Western Slope High School “Pinterns” Help Build the Next CU Boulder Satellite

Published: Sept. 1, 2016

The 'pinterns' with Andrew Dahir.

Pinterns (l-r) Everett Morton, Jacob Nelson, and Warren Fulton with aerospace PhD student Andrew Dahir in the CubeSat lab in front of a QB 50 test model.

Where would you expect to find a 17-year-old on a summer afternoon? Probably not in an aerospace research lab wearing special antistatic lab coats working on a satellite slated for earth orbit.

That's exactly where Warren Fulton, Everett Morton, and Jacob Nelson spent their summer, helping advance the University of Colorado Boulder's QB50 and MAXWELL CubeSat projects. The three got a unique, hands-on view into the world of aerospace before they've even earned high school diplomas.

“It’s been a chance to be in the life of an engineer. It was a great experience and has gone really well,” Fulton said.

The Western Slope

CU Boulder hosts hundreds of high school students every summer for educational programs, so it might seem like Morton, Fulton, and Nelson are just a few of many, but these kids are from Telluride, Colo. – a six-hour drive from Boulder. They weren’t here for a day camp or weekend program. They were taking advantage of a special six-week long internship initiative specially crafted for students from the Western Slope.

It's an experience they can't get at home.

"There's really not much in Telluride. Our high school is getting a STEM lab, but it's not open yet," Morton said.

Pinhead Institute

The internships were organized by the Telluride-based Pinhead Institute. Despite the group’s humorous name, they’re serious about promoting science and technology in rural Colorado. The nonprofit is Smithsonian affiliated and has roots that go back more than 100 years. A major focus is their internship program, where high school students, officially called “pinterns,” are placed with renowned scientific institutions.

The goal of the internships is to provide life-changing experiences for the pinterns. Students are placed all around the country, and Fulton, Morton, and Nelson’s interest in engineering brought them to Boulder.

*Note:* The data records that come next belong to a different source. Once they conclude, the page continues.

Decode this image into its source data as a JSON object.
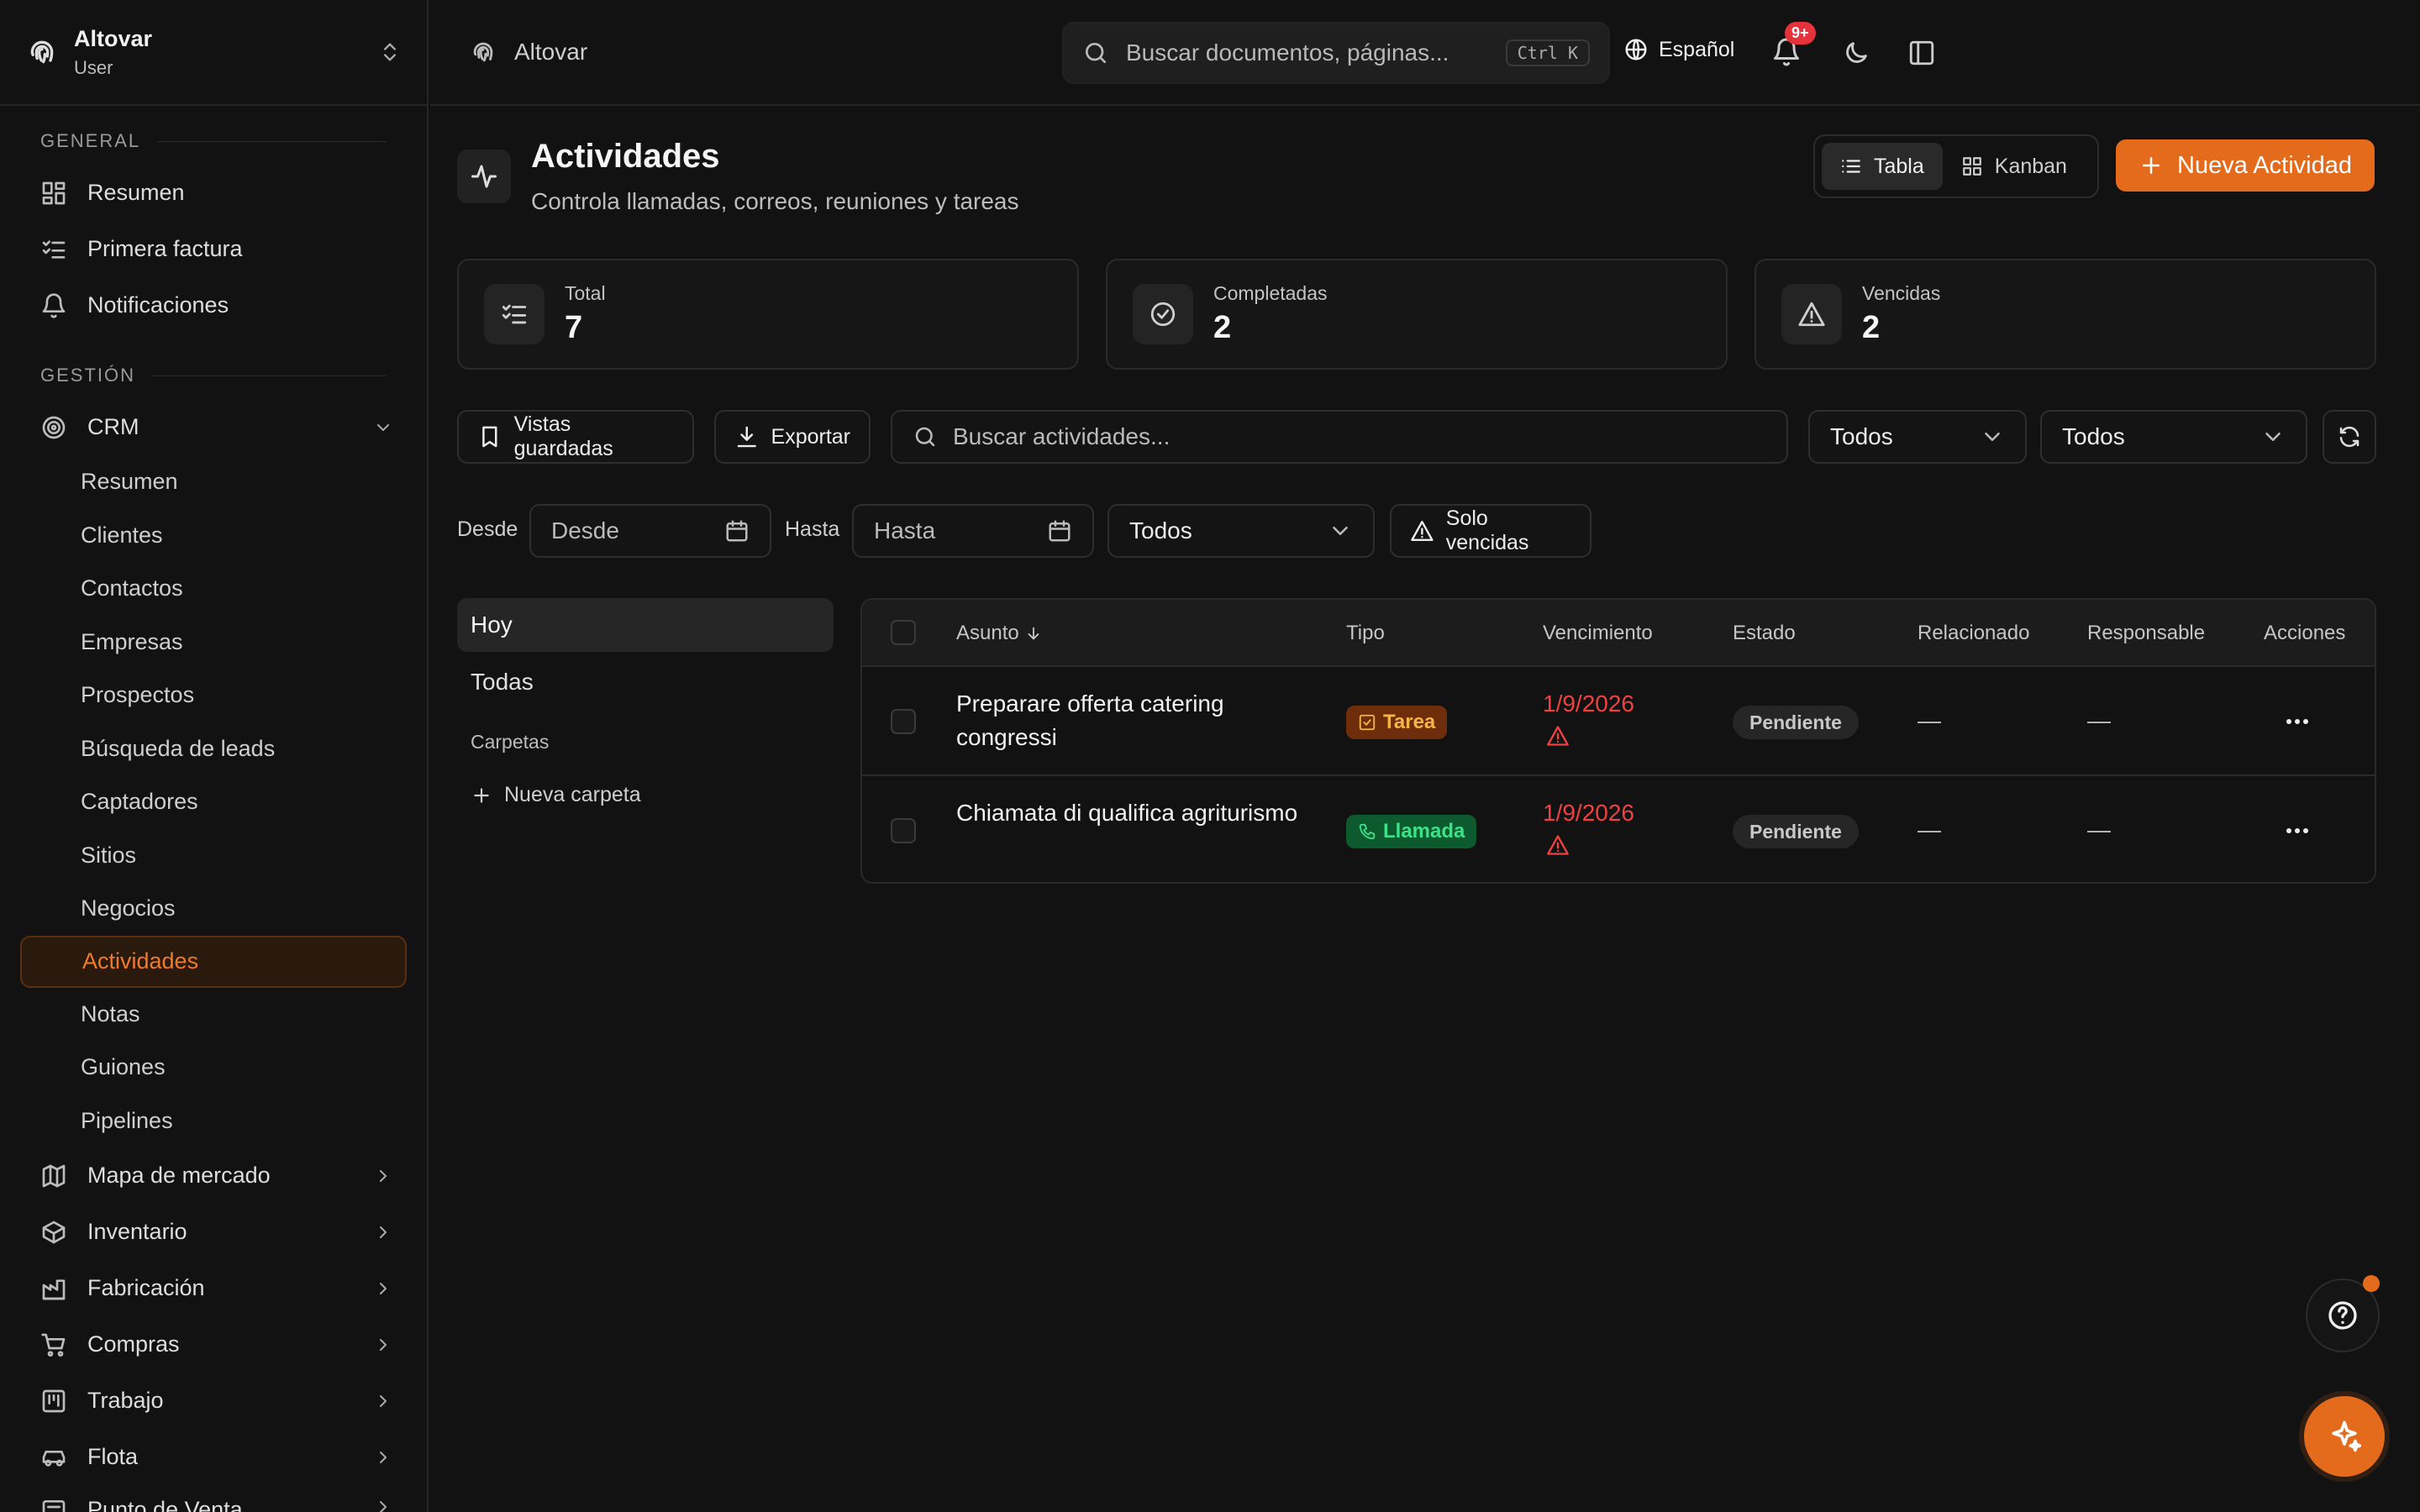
{
  "sidebar": {
    "org_name": "Altovar",
    "org_role": "User",
    "section_general": "GENERAL",
    "general_items": [
      {
        "label": "Resumen",
        "icon": "dashboard-icon"
      },
      {
        "label": "Primera factura",
        "icon": "checklist-icon"
      },
      {
        "label": "Notificaciones",
        "icon": "bell-icon"
      }
    ],
    "section_gestion": "GESTIÓN",
    "crm_label": "CRM",
    "crm_items": [
      "Resumen",
      "Clientes",
      "Contactos",
      "Empresas",
      "Prospectos",
      "Búsqueda de leads",
      "Captadores",
      "Sitios",
      "Negocios",
      "Actividades",
      "Notas",
      "Guiones",
      "Pipelines"
    ],
    "active_item": "Actividades",
    "groups": [
      {
        "label": "Mapa de mercado",
        "icon": "map-icon"
      },
      {
        "label": "Inventario",
        "icon": "box-icon"
      },
      {
        "label": "Fabricación",
        "icon": "factory-icon"
      },
      {
        "label": "Compras",
        "icon": "cart-icon"
      },
      {
        "label": "Trabajo",
        "icon": "kanban-icon"
      },
      {
        "label": "Flota",
        "icon": "car-icon"
      },
      {
        "label": "Punto de Venta",
        "icon": "register-icon"
      }
    ]
  },
  "topbar": {
    "breadcrumb": "Altovar",
    "search_placeholder": "Buscar documentos, páginas...",
    "shortcut": "Ctrl K",
    "language": "Español",
    "notif_count": "9+"
  },
  "page": {
    "title": "Actividades",
    "subtitle": "Controla llamadas, correos, reuniones y tareas",
    "view_table": "Tabla",
    "view_kanban": "Kanban",
    "new_button": "Nueva Actividad"
  },
  "stats": [
    {
      "label": "Total",
      "value": "7",
      "icon": "checklist-icon"
    },
    {
      "label": "Completadas",
      "value": "2",
      "icon": "check-circle-icon"
    },
    {
      "label": "Vencidas",
      "value": "2",
      "icon": "warning-icon"
    }
  ],
  "filters": {
    "saved_views": "Vistas guardadas",
    "export": "Exportar",
    "search_placeholder": "Buscar actividades...",
    "type_select": "Todos",
    "status_select": "Todos",
    "from_label": "Desde",
    "from_placeholder": "Desde",
    "to_label": "Hasta",
    "to_placeholder": "Hasta",
    "scope_select": "Todos",
    "overdue_only": "Solo vencidas"
  },
  "folders": {
    "today": "Hoy",
    "all": "Todas",
    "folders_heading": "Carpetas",
    "new_folder": "Nueva carpeta"
  },
  "table": {
    "columns": {
      "subject": "Asunto",
      "type": "Tipo",
      "due": "Vencimiento",
      "status": "Estado",
      "related": "Relacionado",
      "owner": "Responsable",
      "actions": "Acciones"
    },
    "rows": [
      {
        "subject": "Preparare offerta catering congressi",
        "type": "Tarea",
        "due": "1/9/2026",
        "status": "Pendiente",
        "related": "—",
        "owner": "—"
      },
      {
        "subject": "Chiamata di qualifica agriturismo",
        "type": "Llamada",
        "due": "1/9/2026",
        "status": "Pendiente",
        "related": "—",
        "owner": "—"
      }
    ]
  },
  "colors": {
    "accent": "#e46a1c",
    "danger": "#f04040",
    "tag_tarea_bg": "#6e2e0c",
    "tag_llamada_bg": "#0d5a2e"
  }
}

Working in the aerospace CubeSat lab, the three contributed to a number of different projects, including computer programming to measure satellite power usage, creating simulations to analyze solar panels, and constructing a mockup for the MAXWELL CubeSat, which is still in its early stages.

Andrew Dahir looks over Warren Fulton's notes.

Aerospace PhD student Andrew Dahir looks over Warren Fulton's notes.

Real Science

It’s not just busy work. These students were involved in real science.

"All of what they’ve done is valuable and of use for the projects," said Scott Palo, an aerospace professor and associate dean in the College of Engineering and Applied Science.

The student’s day-to-day work was overseen by Andrew Dahir, an aerospace PhD student who manages the CubeSat laboratory. Dahir responded to the original request for interns, although he wasn’t expecting the Institute would be so generous with students.

“I said, ‘Sure, I’ll take one.’ They sent me three, and all three have worked very hard. It’s been very good,” Dahir said.

The teens are all high achievers – Nelson decided his freshman year at Telluride High that he wanted to take every math class the school offers, a goal he's on track to meet.

A Bright Future

Over the summer, they’ve expanded their proficiency with math and science even more.

 “My knowledge of circuits, electricity, and solar arrays has grown. I’ve picked up a whole new aspect of Python from scratch – programming serial interfaces,” Fulton said.

The internship has given each of them the chance to use their skills professionally at a very young age.

"You can read a lot about engineering, but I haven't really gotten a chance to do it before,” Nelson said.

All three see engineering in their future, although they’re still mulling over college majors. Whether they decide on aerospace or another engineering field, their summer in Boulder has provided an accomplishment afforded to few people: when QB50 and MAXWELL launch, they can point to the sky and say they helped send a satellite to space.